    I asked Grady if she was distinguishing what motivates rank-and-file employees from what motivates executives, given that executive compensation almost always takes the form of a base plus bonus. Is that bonus not a key driver of executive engagement? Grady said it depends on the executive.

    “Research has demonstrated that while money is a motivator for basic, monotonous tasks, it often fizzles as the job requires more thought and creativity,” she said. “It’s not to say that money won’t motivate, but it is typically not sustainable. Once people get it, they expect it, even to the point of entitlement. Flex time, opportunity for advancement, the ability to work at home, and a feeling of personal satisfaction are extraordinary motivators.”

    ROI Value

    So what’s Grady’s response to an employee who says that “money can’t buy engagement” is management-speak for “we’re not giving raises again this year?” She said it depends on the types of motivators that have been used before.

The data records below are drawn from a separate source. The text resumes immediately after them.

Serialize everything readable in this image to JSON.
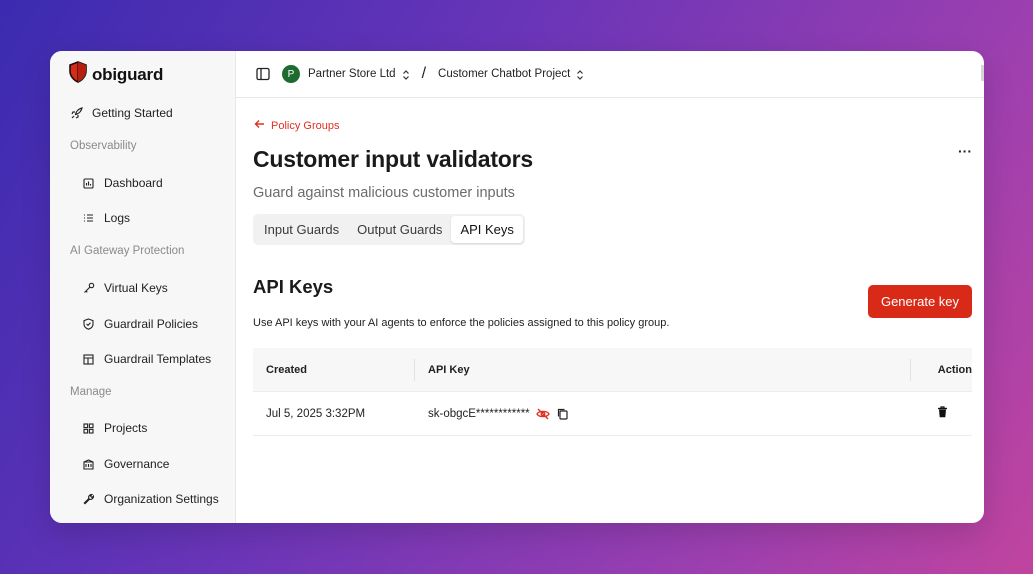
{
  "brand": {
    "name_part1": "obi",
    "name_part2": "guard"
  },
  "sidebar": {
    "getting_started": "Getting Started",
    "sections": {
      "observability": "Observability",
      "gateway": "AI Gateway Protection",
      "manage": "Manage"
    },
    "items": {
      "dashboard": "Dashboard",
      "logs": "Logs",
      "virtual_keys": "Virtual Keys",
      "guardrail_policies": "Guardrail Policies",
      "guardrail_templates": "Guardrail Templates",
      "projects": "Projects",
      "governance": "Governance",
      "organization_settings": "Organization Settings"
    }
  },
  "topbar": {
    "org_initial": "P",
    "org_name": "Partner Store Ltd",
    "separator": "/",
    "project_name": "Customer Chatbot Project"
  },
  "page": {
    "back_label": "Policy Groups",
    "title": "Customer input validators",
    "subtitle": "Guard against malicious customer inputs",
    "more": "···",
    "tabs": [
      "Input Guards",
      "Output Guards",
      "API Keys"
    ],
    "active_tab": "API Keys"
  },
  "api_keys": {
    "title": "API Keys",
    "generate_label": "Generate key",
    "description": "Use API keys with your AI agents to enforce the policies assigned to this policy group.",
    "columns": {
      "created": "Created",
      "api_key": "API Key",
      "action": "Action"
    },
    "rows": [
      {
        "created": "Jul 5, 2025 3:32PM",
        "key": "sk-obgcE************"
      }
    ]
  },
  "colors": {
    "accent": "#d92a17",
    "org_avatar": "#1e6b2f",
    "link": "#e0311f"
  },
  "icons": {
    "back": "arrow-left-icon",
    "panel": "sidebar-toggle-icon",
    "reveal": "eye-off-icon",
    "copy": "copy-icon",
    "delete": "trash-icon"
  }
}
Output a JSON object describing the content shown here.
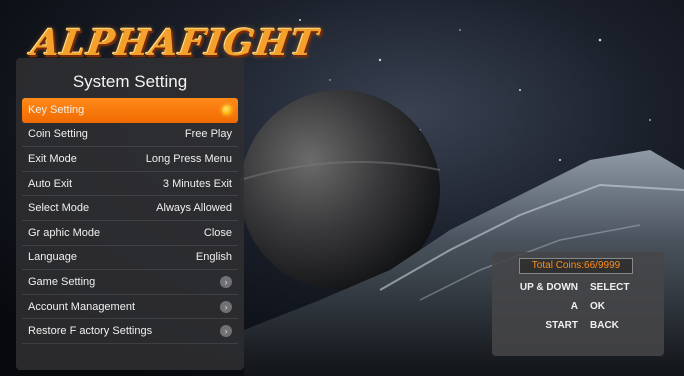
{
  "logo": {
    "text": "ALPHAFIGHT"
  },
  "panel": {
    "title": "System Setting",
    "items": [
      {
        "label": "Key Setting",
        "value": "",
        "indicator": "active-dot-icon",
        "selected": true
      },
      {
        "label": "Coin Setting",
        "value": "Free Play"
      },
      {
        "label": "Exit Mode",
        "value": "Long Press Menu"
      },
      {
        "label": "Auto Exit",
        "value": "3 Minutes Exit"
      },
      {
        "label": "Select Mode",
        "value": "Always Allowed"
      },
      {
        "label": "Gr aphic Mode",
        "value": "Close"
      },
      {
        "label": "Language",
        "value": "English"
      },
      {
        "label": "Game Setting",
        "value": "",
        "indicator": "chevron-right-icon"
      },
      {
        "label": "Account Management",
        "value": "",
        "indicator": "chevron-right-icon"
      },
      {
        "label": "Restore F actory Settings",
        "value": "",
        "indicator": "chevron-right-icon"
      }
    ]
  },
  "help": {
    "coins": "Total Coins:66/9999",
    "keys": [
      {
        "key": "UP & DOWN",
        "action": "SELECT"
      },
      {
        "key": "A",
        "action": "OK"
      },
      {
        "key": "START",
        "action": "BACK"
      }
    ]
  },
  "colors": {
    "accent": "#f47a0a",
    "coins_text": "#ff8c1a",
    "panel_bg": "#303032"
  }
}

    “It takes time to create a motivational culture. As long as managers are taking the time to understand what truly motivates their employees, the money issue isn’t as great,” Grady explained. “Don’t get me wrong—I’m not suggesting people don’t want raises. But if other needs are being met, money becomes much less important. People want to be treated fairly and compensated well. But paying well without providing a climate that taps into employees’ motivators, won’t create the engagement you are looking for.”

    Grady said that while it requires more deliberate work and effort, you need to take time to learn what motivates the people you work with, for, and around.

    “Sometimes it is as easy as asking; other times being observant is your best bet. And if all else fails, identify what de-motivates them and stop doing it,” she said. “We need money to survive, pay our bills, and live a comfortable life. With that said, if you had a choice to work for an organization that paid really well but required you to work 80-hour weeks, vs. one that paid a little less and allowed you to have more time to spend on whatever you enjoy most, which one would you choose?”

    Grady said the answer might differ based on the individual. And that’s the point.

    “Not everyone is motivated the same way or by the same things,” she said. “Recognition, autonomy, and time for what’s most important don’t come with a dollar sign.”

    A contributing writer on IT management and career topics with IT Business Edge since 2009, Don Tennant began his technology journalism career in 1990 in Hong Kong, where he served as editor of the Hong Kong edition of Computerworld. After returning to the U.S. in 2000, he became Editor in Chief of the U.S. edition of Computerworld, and later assumed the editorial directorship of Computerworld and InfoWorld. Don was presented with the 2007 Timothy White Award for Editorial Integrity by American Business Media, and he is a recipient of the Jesse H. Neal National Business Journalism Award for editorial excellence in news coverage. Follow him on Twitter @dontennant.

    Get the Free Newsletter!

    Subscribe to Daily Tech Insider for top news, trends, and analysis.

    Latest Articles